Rabindranath Tagore’s name is linked to his literary creations. Internationally, Tagore, as a lyricist and composer of songs, is a lesser-known creative genius. Bengalis born during World War II till the early 1960s, were brought up on Rabindra Sangeet. These songs were sung by old masters like Bechu Dutta, Santideb Ghosh, Pankaj Mullick, Santosh Sengupta, Rajlakshmi Dutta, Jaganmoy Mitra and so on.
The entry of film songs, light music and the popularity of pop stars like Elvis Presley and the Beatles and the spreading of English education among the middle-class pushed Rabindra Sangeet to the background.
Another obstacle in its
popularity was the rigid hold, Visvabharati had on the copyright of
Tagore’s works that included his 2000-odd songs.

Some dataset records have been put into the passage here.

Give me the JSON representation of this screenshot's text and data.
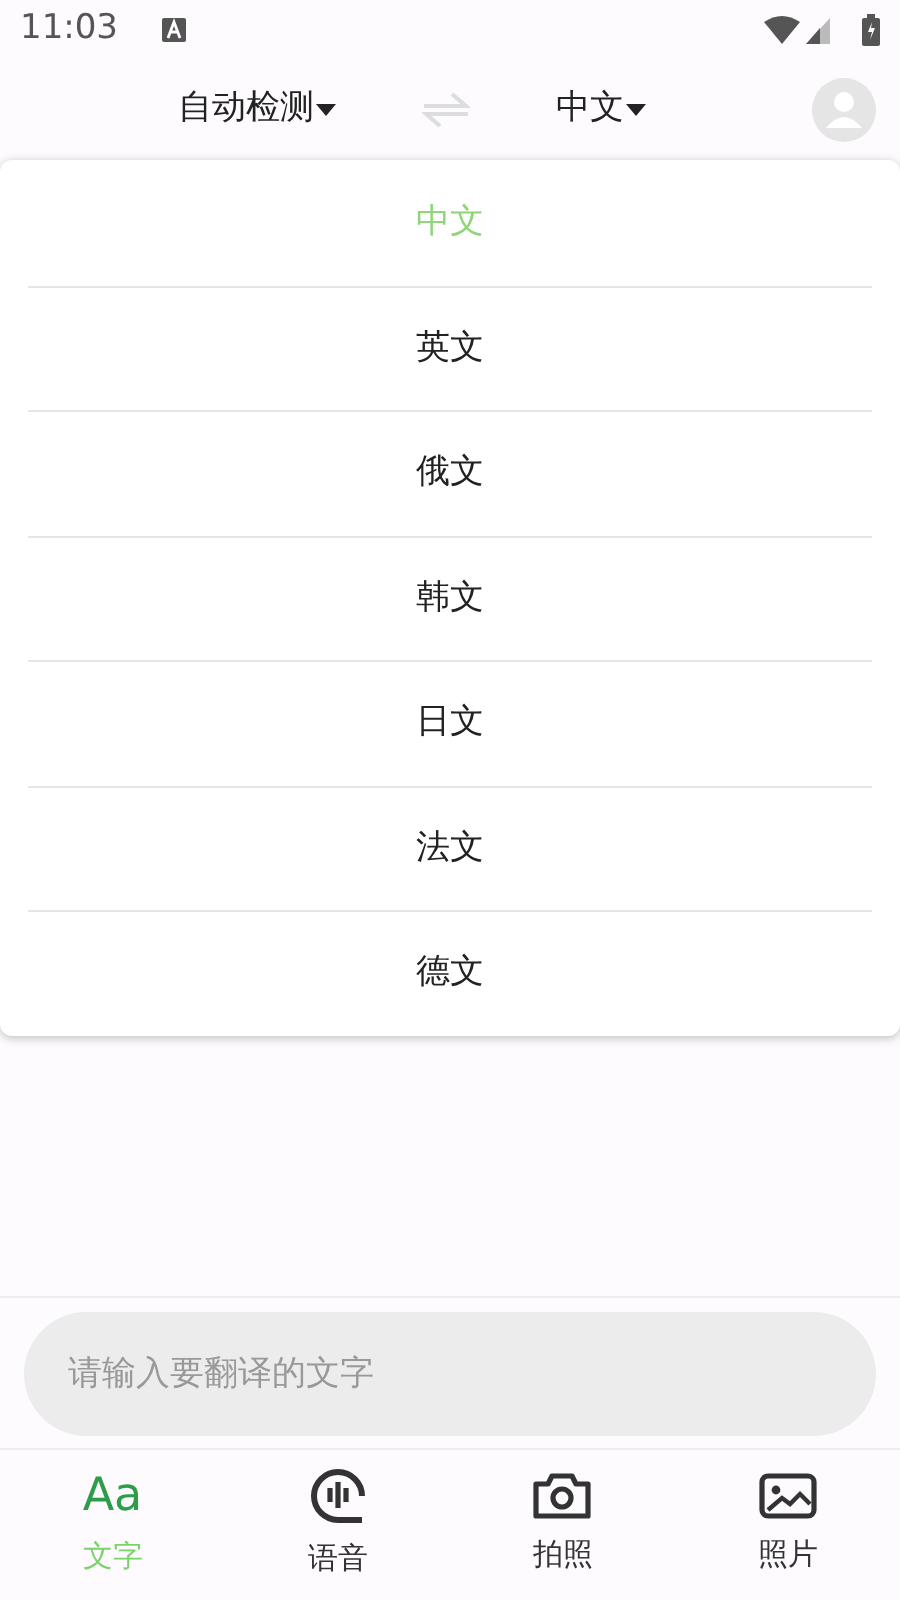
{
  "status_bar": {
    "time": "11:03"
  },
  "header": {
    "source_language": "自动检测",
    "target_language": "中文"
  },
  "language_menu": [
    {
      "label": "中文",
      "selected": true
    },
    {
      "label": "英文",
      "selected": false
    },
    {
      "label": "俄文",
      "selected": false
    },
    {
      "label": "韩文",
      "selected": false
    },
    {
      "label": "日文",
      "selected": false
    },
    {
      "label": "法文",
      "selected": false
    },
    {
      "label": "德文",
      "selected": false
    }
  ],
  "input": {
    "placeholder": "请输入要翻译的文字"
  },
  "tabs": [
    {
      "kind": "glyph",
      "glyph": "Aa",
      "label": "文字",
      "selected": true
    },
    {
      "kind": "voice",
      "label": "语音",
      "selected": false
    },
    {
      "kind": "camera",
      "label": "拍照",
      "selected": false
    },
    {
      "kind": "photo",
      "label": "照片",
      "selected": false
    }
  ]
}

Once the copyright
ceased in 2001, Visvabharati lost its grip on Tagore’s music and it
was liberated forever.
Visvabharati was so rigid about singers following the rules of Rabindra Sangeet that they did not allow any improvisations, innovations or variations and promptly ostracised any singer who dared to break this cardinal rule. An example is Rabindra Sangeet exponent Debabrata Biswas.
Among all-time purists who trained in Visvabharati even when Tagore was alive are Kanika Bandopadhyay, Suchitra Mitra, Santideb Ghosh and many others, who themselves havetrained many generations in Rabindra Sangeet. Not trained strictly in the genre, are names from Indian film music — Hemanta Kumar, Manna De, Lata Mangeshkar, Asha Bhonsale and many others.
Tagore drew from all schools of music to create his own – Baul compositions, Western compositions, Hindustani classical ragas and even Carnatic ragas.
His early creations bear the influence of kirtan and Ramprasadi tunes popular in Kolkata. In the following years, from his travels through Europe, he picked up notes from the West and blended them into his compositions. He also composed songs on the love of Radha and Krishna in Brijabhasha. His songs are compiled in the Geetabitan. Amaar sonar Bangla, ami tomaye bhalobashi is the national anthem of Bangladesh. "The strains of his Ekla cholo re made popular at Gandhi’s prayer meetings still receive a spontaneous response across the country," says Dr Reba Som, Director, Tagore Centre, Kolkata, who has written a book, The Singer and His Songs on Tagore’s songs.
sung by Italian singer Francesca Cassio in the English translation of
Alain Danielou, keeping to the original musical scores, received much
acclaim at concerts held in Kolkata, Delhi and Mumbai," she adds.
Alain Danielou (1907-1986) wrote in his autobiography that Tagore
personally requested him to transcribe some songs from the Rabindra
Sangeet according to the Western vogue of
Danielou worked for over 50 years to transcribe only 18 of Tagore’s compositions for the piano.
During the last 40 years of his creative life, Tagore fell back on a number of ragas such as — Todi, Bhairavi, Asavari, Sarang, Puravi, Iman, Malhar and Kear — and blended them to create distinct and memorable variations. He did not introduce any new style but blurred the lines between classical and regional modes.
Today, we hear Tagore songs fused into other forms of modern music, both Indian and Western of different schools. Young singer Sounak Chattopadhyay began to train in Rabindra Sangeet after learning Hindustani classical music. His album Nuton o Shonaton Rabindranath integrates traditional Tagore songs with Hindustani classical bandishes.
Filmmakers like Anjan
Dutt, Amit Sen and others have done lyrical fusion pieces of Tagore
blended into modern numbers in their films beautifully.